Today our literary road trip throughout the nation takes us to the smallest state in America: Rhode Island. While small, Rhode Island is full of beautiful scenery, containing forests and numerous islands just off the coast. While one of the thirteen original colonies, it is unique for being settled by Roger Williams who sought to escape religious persecution. The state was a haven for those in religious and political exile, earning it the nickname “Rogue Island.” Rhode Island was the first state to renounce British rule, furthering its rogue reputation, and even resisted signing the Constitution as many of the citizens preferred a weaker government. Now known as the “Ocean State,” Rhode Island is known for it beaches, bays, and inlets as well as for being an industry hub. Most recently, it has become one of the first states to fully embrace legislation geared toward helping the environment, with a plan to have zero emissions by 2025. Join us as we continue our Top Books by State series by examining some of the best books set in Rhode Island:
The Witches of Eastwick by John Updike
Pulitzer Prize-winning writer John Updike's book The Witches of Eastwick is set in a fictional Rhode Island town. It features three women who discover they are witches after their respective marriages end. Most of Updike’s body of work takes place in New England, but The Witches of Eastwick is his only book that takes place predominately in Rhode Island. The novel was adapted into a film starring Cher, Susan Sarandon, and Michelle Pfeiffer in 1987—the following passage detail how the witches were able to affect their town, even after their departure.
Some people find fall depressing, others hate spring. I've always been a spring person myself. All that growth, you can feel Nature groaning, the old bitch; she doesn't want to do it, not again, no, anything but that, but she has to. It's a fucking torture rack, all that budding and pushing, the sap up the tree trunks, the weeds and the insects getting set to fight it out once again, the seeds trying to remember how the hell the DNA is supposed to go, all that competition for a little bit of nitrogen; Christ, it's cruel.
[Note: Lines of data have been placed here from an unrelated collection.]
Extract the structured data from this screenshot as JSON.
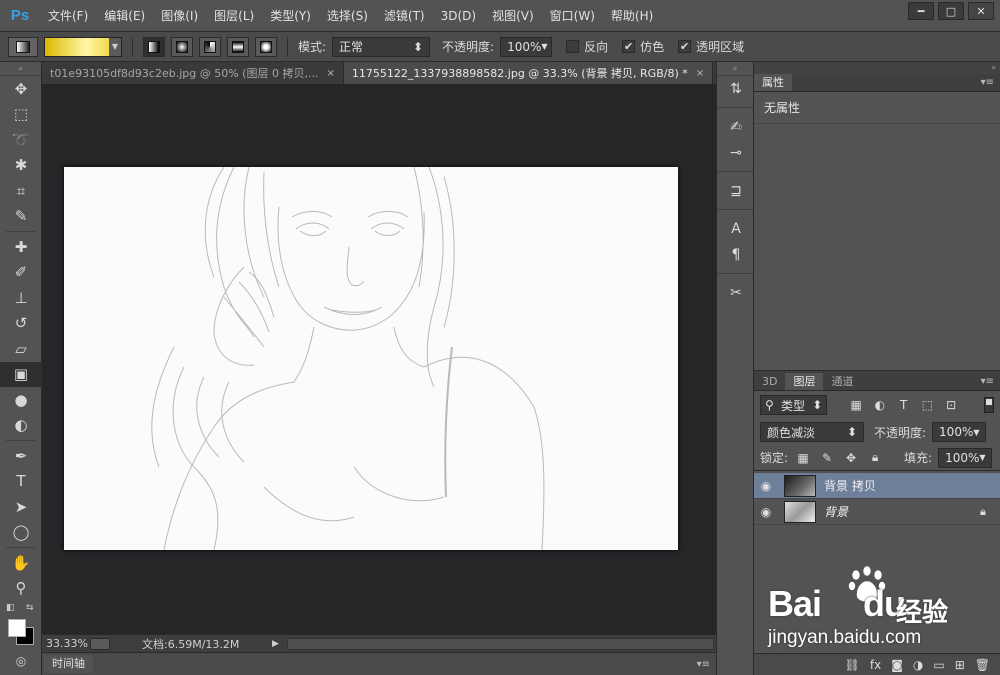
{
  "app": {
    "logo": "Ps"
  },
  "menu": [
    "文件(F)",
    "编辑(E)",
    "图像(I)",
    "图层(L)",
    "类型(Y)",
    "选择(S)",
    "滤镜(T)",
    "3D(D)",
    "视图(V)",
    "窗口(W)",
    "帮助(H)"
  ],
  "window_controls": {
    "minimize": "━",
    "maximize": "□",
    "close": "✕"
  },
  "options": {
    "mode_label": "模式:",
    "mode_value": "正常",
    "opacity_label": "不透明度:",
    "opacity_value": "100%",
    "reverse_label": "反向",
    "dither_label": "仿色",
    "transparency_label": "透明区域",
    "reverse_checked": false,
    "dither_checked": true,
    "transparency_checked": true,
    "check_mark": "✔"
  },
  "tabs": [
    {
      "label": "t01e93105df8d93c2eb.jpg @ 50% (图层 0 拷贝,...",
      "close": "×"
    },
    {
      "label": "11755122_1337938898582.jpg @ 33.3% (背景 拷贝, RGB/8) *",
      "close": "×"
    }
  ],
  "status": {
    "zoom": "33.33%",
    "doc": "文档:6.59M/13.2M",
    "arrow": "▶"
  },
  "timeline": {
    "label": "时间轴"
  },
  "properties": {
    "tab": "属性",
    "message": "无属性"
  },
  "layers_panel": {
    "tabs": [
      "3D",
      "图层",
      "通道"
    ],
    "filter_label": "类型",
    "blend_mode": "颜色减淡",
    "opacity_label": "不透明度:",
    "opacity_value": "100%",
    "lock_label": "锁定:",
    "fill_label": "填充:",
    "fill_value": "100%",
    "layers": [
      {
        "name": "背景 拷贝",
        "selected": true,
        "locked": false
      },
      {
        "name": "背景",
        "selected": false,
        "locked": true
      }
    ],
    "bottom_icons": [
      "link-icon",
      "fx-icon",
      "mask-icon",
      "adjustment-icon",
      "group-icon",
      "new-layer-icon",
      "trash-icon"
    ]
  },
  "watermark": {
    "brand": "Bai",
    "brand2": "du",
    "cn": "经验",
    "url": "jingyan.baidu.com"
  },
  "colors": {
    "menubar": "#535353",
    "panel": "#535353",
    "canvas_bg": "#262528",
    "selected_layer": "#6e7f99",
    "ps_blue": "#3aa0e6"
  }
}
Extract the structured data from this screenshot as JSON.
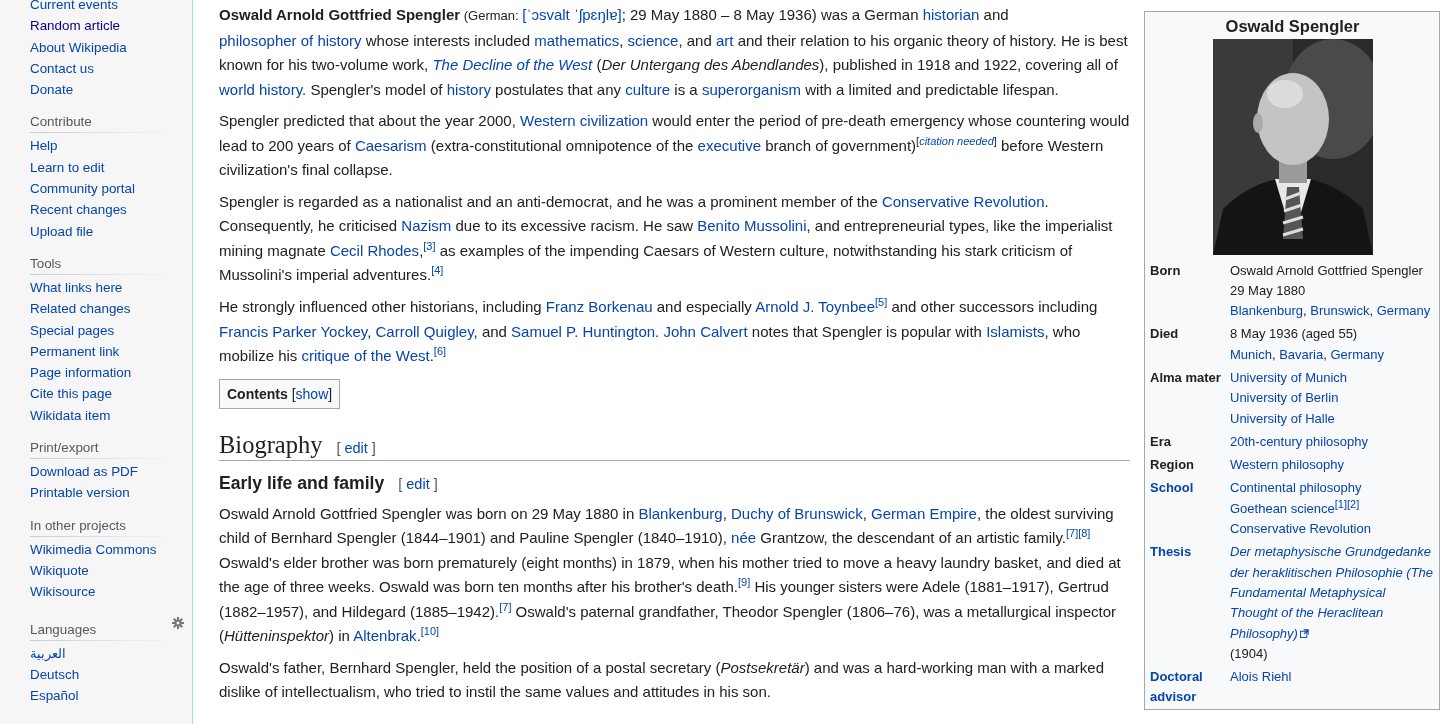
{
  "sidebar": {
    "sections": [
      {
        "kind": "navigation",
        "items": [
          {
            "label": "Current events",
            "visited": false
          },
          {
            "label": "Random article",
            "visited": true
          },
          {
            "label": "About Wikipedia",
            "visited": false
          },
          {
            "label": "Contact us",
            "visited": false
          },
          {
            "label": "Donate",
            "visited": false
          }
        ]
      },
      {
        "kind": "portal",
        "heading": "Contribute",
        "items": [
          {
            "label": "Help",
            "visited": false
          },
          {
            "label": "Learn to edit",
            "visited": false
          },
          {
            "label": "Community portal",
            "visited": false
          },
          {
            "label": "Recent changes",
            "visited": false
          },
          {
            "label": "Upload file",
            "visited": false
          }
        ]
      },
      {
        "kind": "portal",
        "heading": "Tools",
        "items": [
          {
            "label": "What links here",
            "visited": false
          },
          {
            "label": "Related changes",
            "visited": false
          },
          {
            "label": "Special pages",
            "visited": false
          },
          {
            "label": "Permanent link",
            "visited": false
          },
          {
            "label": "Page information",
            "visited": false
          },
          {
            "label": "Cite this page",
            "visited": false
          },
          {
            "label": "Wikidata item",
            "visited": false
          }
        ]
      },
      {
        "kind": "portal",
        "heading": "Print/export",
        "items": [
          {
            "label": "Download as PDF",
            "visited": false
          },
          {
            "label": "Printable version",
            "visited": false
          }
        ]
      },
      {
        "kind": "portal",
        "heading": "In other projects",
        "items": [
          {
            "label": "Wikimedia Commons",
            "visited": false
          },
          {
            "label": "Wikiquote",
            "visited": false
          },
          {
            "label": "Wikisource",
            "visited": false
          }
        ]
      },
      {
        "kind": "languages",
        "heading": "Languages",
        "items": [
          {
            "label": "العربية",
            "visited": false
          },
          {
            "label": "Deutsch",
            "visited": false
          },
          {
            "label": "Español",
            "visited": false
          }
        ]
      }
    ]
  },
  "article": {
    "blocks": [
      {
        "kind": "paragraph",
        "runs": [
          {
            "kind": "bold",
            "text": "Oswald Arnold Gottfried Spengler"
          },
          {
            "kind": "small",
            "text": " (German: "
          },
          {
            "kind": "link",
            "text": "[ˈɔsvalt ˈʃpɛŋlɐ]"
          },
          "; 29 May 1880 – 8 May 1936) was a German ",
          {
            "kind": "link",
            "text": "historian"
          },
          " and ",
          {
            "kind": "link",
            "text": "philosopher of history"
          },
          " whose interests included ",
          {
            "kind": "link",
            "text": "mathematics"
          },
          ", ",
          {
            "kind": "link",
            "text": "science"
          },
          ", and ",
          {
            "kind": "link",
            "text": "art"
          },
          " and their relation to his organic theory of history. He is best known for his two-volume work, ",
          {
            "kind": "link_italic",
            "text": "The Decline of the West"
          },
          " (",
          {
            "kind": "italic",
            "text": "Der Untergang des Abendlandes"
          },
          "), published in 1918 and 1922, covering all of ",
          {
            "kind": "link",
            "text": "world history"
          },
          ". Spengler's model of ",
          {
            "kind": "link",
            "text": "history"
          },
          " postulates that any ",
          {
            "kind": "link",
            "text": "culture"
          },
          " is a ",
          {
            "kind": "link",
            "text": "superorganism"
          },
          " with a limited and predictable lifespan."
        ]
      },
      {
        "kind": "paragraph",
        "runs": [
          "Spengler predicted that about the year 2000, ",
          {
            "kind": "link",
            "text": "Western civilization"
          },
          " would enter the period of pre-death emergency whose countering would lead to 200 years of ",
          {
            "kind": "link",
            "text": "Caesarism"
          },
          " (extra-constitutional omnipotence of the ",
          {
            "kind": "link",
            "text": "executive"
          },
          " branch of government)",
          {
            "kind": "sup",
            "text": "["
          },
          {
            "kind": "sup_link_italic",
            "text": "citation needed"
          },
          {
            "kind": "sup",
            "text": "]"
          },
          " before Western civilization's final collapse."
        ]
      },
      {
        "kind": "paragraph",
        "runs": [
          "Spengler is regarded as a nationalist and an anti-democrat, and he was a prominent member of the ",
          {
            "kind": "link",
            "text": "Conservative Revolution"
          },
          ". Consequently, he criticised ",
          {
            "kind": "link",
            "text": "Nazism"
          },
          " due to its excessive racism. He saw ",
          {
            "kind": "link",
            "text": "Benito Mussolini"
          },
          ", and entrepreneurial types, like the imperialist mining magnate ",
          {
            "kind": "link",
            "text": "Cecil Rhodes"
          },
          ",",
          {
            "kind": "ref",
            "text": "[3]"
          },
          " as examples of the impending Caesars of Western culture, notwithstanding his stark criticism of Mussolini's imperial adventures.",
          {
            "kind": "ref",
            "text": "[4]"
          }
        ]
      },
      {
        "kind": "paragraph",
        "runs": [
          "He strongly influenced other historians, including ",
          {
            "kind": "link",
            "text": "Franz Borkenau"
          },
          " and especially ",
          {
            "kind": "link",
            "text": "Arnold J. Toynbee"
          },
          {
            "kind": "ref",
            "text": "[5]"
          },
          " and other successors including ",
          {
            "kind": "link",
            "text": "Francis Parker Yockey"
          },
          ", ",
          {
            "kind": "link",
            "text": "Carroll Quigley"
          },
          ", and ",
          {
            "kind": "link",
            "text": "Samuel P. Huntington"
          },
          ". ",
          {
            "kind": "link",
            "text": "John Calvert"
          },
          " notes that Spengler is popular with ",
          {
            "kind": "link",
            "text": "Islamists"
          },
          ", who mobilize his ",
          {
            "kind": "link",
            "text": "critique of the West"
          },
          ".",
          {
            "kind": "ref",
            "text": "[6]"
          }
        ]
      },
      {
        "kind": "toc",
        "title": "Contents",
        "open_bracket": "[",
        "toggle": "show",
        "close_bracket": "]"
      },
      {
        "kind": "heading2",
        "title": "Biography",
        "open_bracket": "[",
        "edit": "edit",
        "close_bracket": "]"
      },
      {
        "kind": "heading3",
        "title": "Early life and family",
        "open_bracket": "[",
        "edit": "edit",
        "close_bracket": "]"
      },
      {
        "kind": "paragraph",
        "runs": [
          "Oswald Arnold Gottfried Spengler was born on 29 May 1880 in ",
          {
            "kind": "link",
            "text": "Blankenburg"
          },
          ", ",
          {
            "kind": "link",
            "text": "Duchy of Brunswick"
          },
          ", ",
          {
            "kind": "link",
            "text": "German Empire"
          },
          ", the oldest surviving child of Bernhard Spengler (1844–1901) and Pauline Spengler (1840–1910), ",
          {
            "kind": "link",
            "text": "née"
          },
          " Grantzow, the descendant of an artistic family.",
          {
            "kind": "ref",
            "text": "[7]"
          },
          {
            "kind": "ref",
            "text": "[8]"
          },
          " Oswald's elder brother was born prematurely (eight months) in 1879, when his mother tried to move a heavy laundry basket, and died at the age of three weeks. Oswald was born ten months after his brother's death.",
          {
            "kind": "ref",
            "text": "[9]"
          },
          " His younger sisters were Adele (1881–1917), Gertrud (1882–1957), and Hildegard (1885–1942).",
          {
            "kind": "ref",
            "text": "[7]"
          },
          " Oswald's paternal grandfather, Theodor Spengler (1806–76), was a metallurgical inspector (",
          {
            "kind": "italic",
            "text": "Hütteninspektor"
          },
          ") in ",
          {
            "kind": "link",
            "text": "Altenbrak"
          },
          ".",
          {
            "kind": "ref",
            "text": "[10]"
          }
        ]
      },
      {
        "kind": "paragraph",
        "runs": [
          "Oswald's father, Bernhard Spengler, held the position of a postal secretary (",
          {
            "kind": "italic",
            "text": "Postsekretär"
          },
          ") and was a hard-working man with a marked dislike of intellectualism, who tried to instil the same values and attitudes in his son."
        ]
      }
    ]
  },
  "infobox": {
    "title": "Oswald Spengler",
    "rows": [
      {
        "label": "Born",
        "kind": "plain_label",
        "lines": [
          [
            "Oswald Arnold Gottfried Spengler"
          ],
          [
            "29 May 1880"
          ],
          [
            {
              "kind": "link",
              "text": "Blankenburg"
            },
            ", ",
            {
              "kind": "link",
              "text": "Brunswick"
            },
            ", ",
            {
              "kind": "link",
              "text": "Germany"
            }
          ]
        ]
      },
      {
        "label": "Died",
        "kind": "plain_label",
        "lines": [
          [
            "8 May 1936 (aged 55)"
          ],
          [
            {
              "kind": "link",
              "text": "Munich"
            },
            ", ",
            {
              "kind": "link",
              "text": "Bavaria"
            },
            ", ",
            {
              "kind": "link",
              "text": "Germany"
            }
          ]
        ]
      },
      {
        "label": "Alma mater",
        "kind": "plain_label",
        "lines": [
          [
            {
              "kind": "link",
              "text": "University of Munich"
            }
          ],
          [
            {
              "kind": "link",
              "text": "University of Berlin"
            }
          ],
          [
            {
              "kind": "link",
              "text": "University of Halle"
            }
          ]
        ]
      },
      {
        "label": "Era",
        "kind": "plain_label",
        "lines": [
          [
            {
              "kind": "link",
              "text": "20th-century philosophy"
            }
          ]
        ]
      },
      {
        "label": "Region",
        "kind": "plain_label",
        "lines": [
          [
            {
              "kind": "link",
              "text": "Western philosophy"
            }
          ]
        ]
      },
      {
        "label": "School",
        "kind": "link_label",
        "lines": [
          [
            {
              "kind": "link",
              "text": "Continental philosophy"
            }
          ],
          [
            {
              "kind": "link",
              "text": "Goethean science"
            },
            {
              "kind": "ref",
              "text": "[1]"
            },
            {
              "kind": "ref",
              "text": "[2]"
            }
          ],
          [
            {
              "kind": "link",
              "text": "Conservative Revolution"
            }
          ]
        ]
      },
      {
        "label": "Thesis",
        "kind": "link_label",
        "lines": [
          [
            {
              "kind": "external_link_italic",
              "text": "Der metaphysische Grundgedanke der heraklitischen Philosophie (The Fundamental Metaphysical Thought of the Heraclitean Philosophy)"
            },
            " (1904)"
          ]
        ]
      },
      {
        "label": "Doctoral advisor",
        "kind": "link_label",
        "lines": [
          [
            {
              "kind": "link",
              "text": "Alois Riehl"
            }
          ]
        ]
      }
    ]
  }
}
What is of interest is what our minds retain, what our lives have given to the air. The witches are gone, vanished; we were just an interval in their lives, and they in ours. But as Sukie’s blue-green ghost continues to haunt the sun-struck pavement, and Jane’s black shape to flit past the moon, so the rumors of the days when they were solid among us, gorgeous and doing evil, have flavored the name of the town in the mouths of others, and for those of us who live here have left something oblong and invisible and exciting we do not understand. We meet it turning the corner where Hemlock meets Oak; it is there when we walk the beach in offseason and the Atlantic in its blackness mirrors the dense packed gray of the clouds: a scandal, life like smoke twisted into legend.
Home Fires by Luanne Rice
Beloved romance novelist Luanne Rice often features themes of nature alongside her stories of love and family. Her 1995 novel Home Fires is set on a small island off the Rhode Island coast and describes the beautiful scenery of the state. The following passages detail the peace and happiness the characters find in their remote home:
Not everyone glimpses paradise during their lifetime. Only the lucky ones.
Thomas felt his breath coming easier than it had in two months, and not for the first time. He wondered why people make it so hard to talk to the people they love. They imagine the worst, they set up obstacles to prevent the truth from coming out. But in the end, when they finally muddle through, they find relief.
Plan, Bad Heroines by Emily M. Danforth
Emily M. Danforth’s 2020 gothic novel Plain, Bad, Heroines features dual timelines all surrounding the mystery and possible haunting of a Rhode Island girl's school built in the early 1900’s. The novel showcases the natural landscape of the state, its forests, and coastlines, as well as what Rhode Island was like for women and queer individuals at the turn of the 20th century.
That version, as with so many of the stories we tell about our history, erased a woman- a plain, bad heroine- in favor of a less messy and more palatable yarn about two feuding brothers from New England.